7. Your Own Special Italy

Unlike many of the other cities in Tuscany, Siena is not that touristy. During the spring it is pretty calm until about the end of April, as the weather gets nicer, when more groups come in for day tours. While it can be an inconvenience when you are trying to make it to class on time and a group of 75 people are just standing in the middle of the street, remember you were once in their place, completely enamored by the beauty of Siena and maybe you should stop to appreciate the sights once again. Plus, tourists really make you feel like a part of Siena, specifically when they ask you for directions or suggestions for places to eat.

8. Living la vita in Siena

It is easy to culturally integrate into Siena. Before you know it, you will relish the days the Tea Room is open and have a go-to spot for everything – espresso, tea, pizza, gelato, and that one café with WiFi that you will begin to recommend to others. You’ll quickly learn several different ways to get back to your apartment, even if it adds five more minutes to go up the smaller hill. 

In the future, when you look back at your time studying abroad in Siena, you will shake your head and laugh because it was one of the best decisions you made as a student, to study in a country filled with endless possibilities. 

9. Gelato

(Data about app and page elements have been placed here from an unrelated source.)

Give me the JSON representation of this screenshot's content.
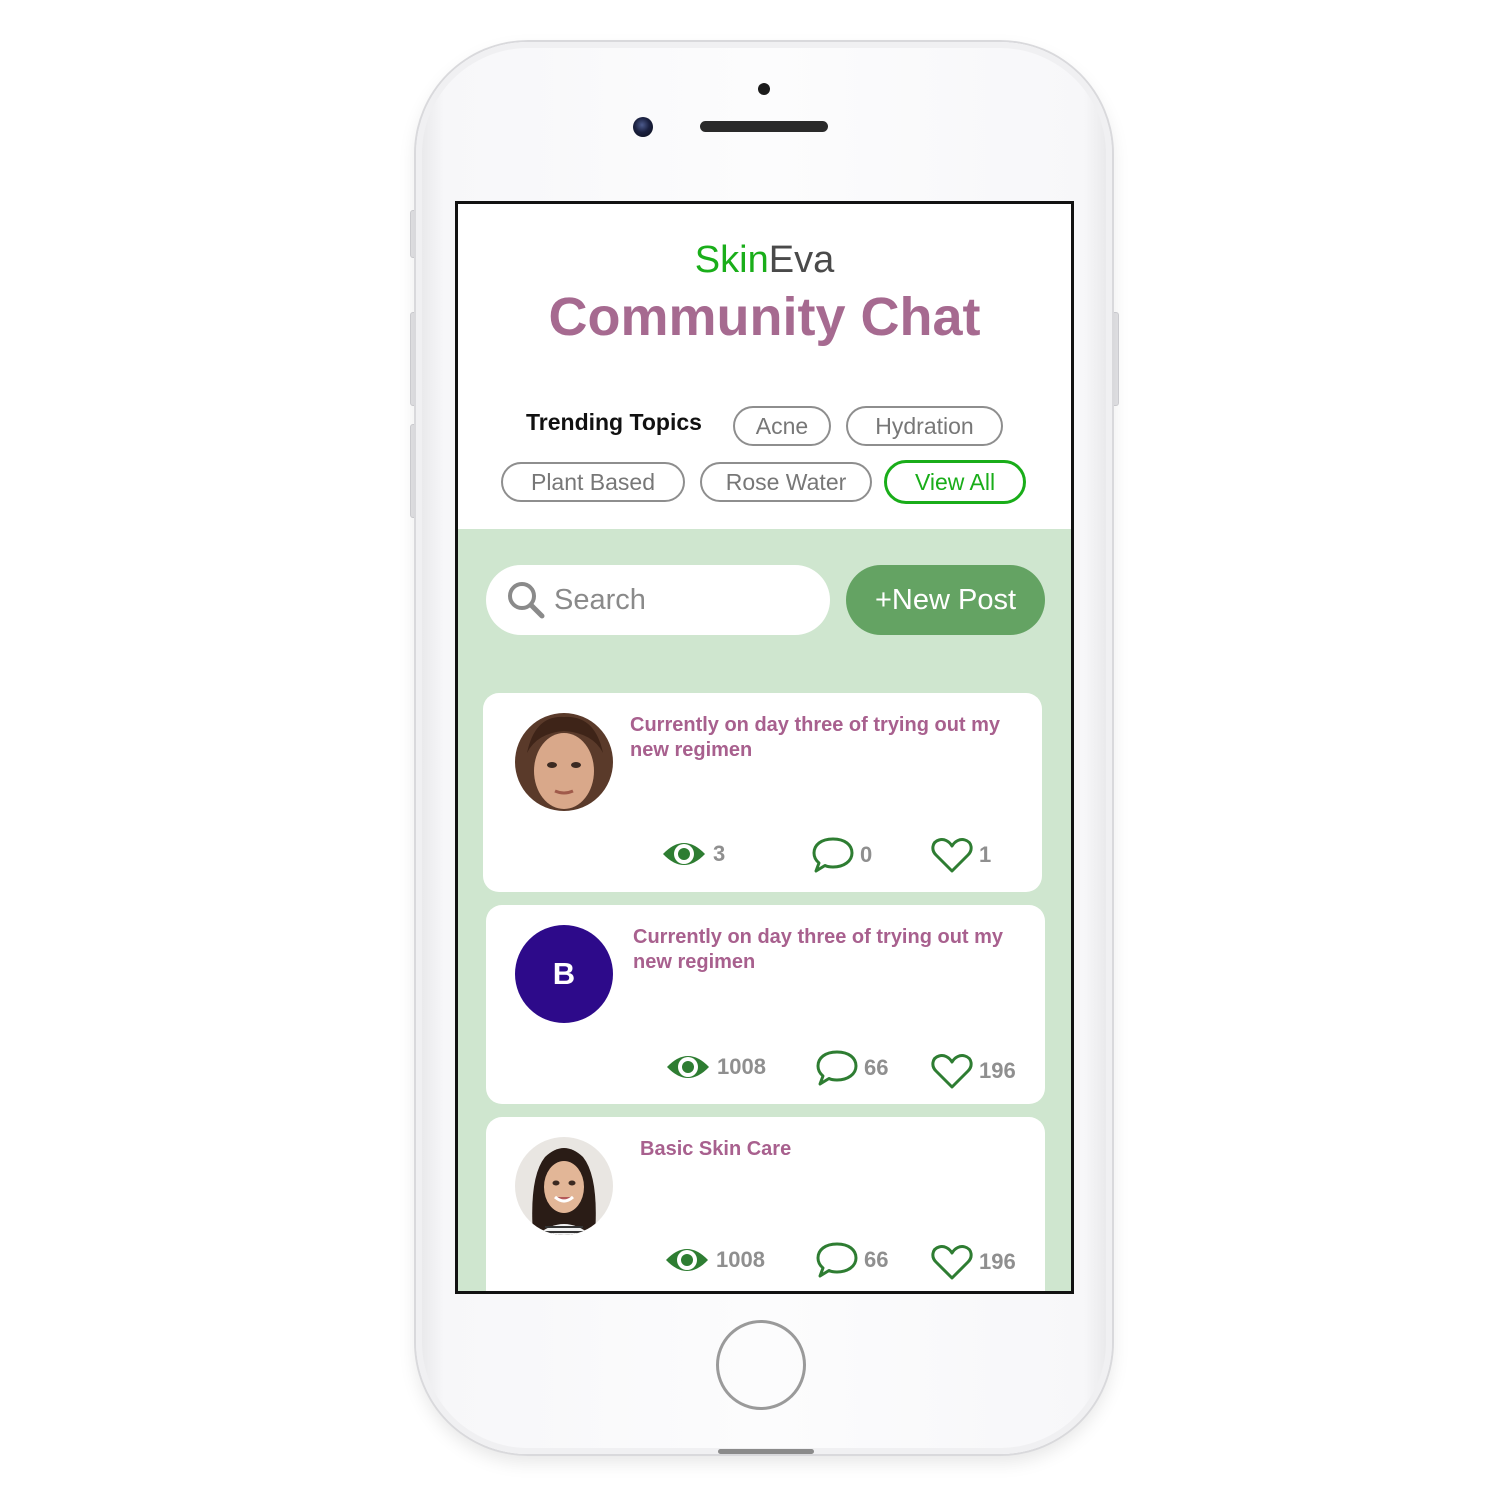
{
  "app": {
    "brand_part1": "Skin",
    "brand_part2": "Eva",
    "title": "Community Chat"
  },
  "trending": {
    "label": "Trending Topics",
    "chips": [
      "Acne",
      "Hydration",
      "Plant Based",
      "Rose Water"
    ],
    "view_all": "View All"
  },
  "search": {
    "placeholder": "Search",
    "icon": "search-icon"
  },
  "new_post_label": "+New Post",
  "posts": [
    {
      "avatar": "photo",
      "text": "Currently on day three of trying out my new regimen",
      "views": "3",
      "comments": "0",
      "likes": "1"
    },
    {
      "avatar": "letter",
      "avatar_letter": "B",
      "text": "Currently on day three of trying out my new regimen",
      "views": "1008",
      "comments": "66",
      "likes": "196"
    },
    {
      "avatar": "photo",
      "text": "Basic Skin Care",
      "views": "1008",
      "comments": "66",
      "likes": "196"
    }
  ],
  "colors": {
    "brand_green": "#1aae1a",
    "title_pink": "#a66a90",
    "panel_green": "#cfe6cf",
    "button_green": "#64a363",
    "icon_green": "#2e7d32",
    "avatar_purple": "#2d0a8a"
  }
}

This is the year-round answer to all study woes. Need a break from writing a paper about Italian art (which you can see on your lunch hour by the way)? Stop by Kopa Kabana on Via Rossi or one of the other gelateries Siena has to offer. Not only do you get to enjoy a budget-friendly treat, it is also part of the adventure  to find the “best” gelato in the city center. Of course, while traveling around Italy you are able to try the “famous” gelato in each town, like Di Un Gelato in Milan, too.

10. A New Dish A Day

You can’t always fill up on gelato and Siena has so many more food options to try! Start with a simple bruschetta and move on to the abundance of pasta dishes – only if your taste buds are ready for an unforgettable experience. Within the city center there are many restaurants with varying prices – from “I’ll try the Nutella pizza” to “a nice night out with friends”.

Insider Tip: To survive your first sit-down meal at an Italian restaurant when studying abroad, it’s good to know that bread and water is not free (like in the U.S.) and the service tip is usually included in the bill.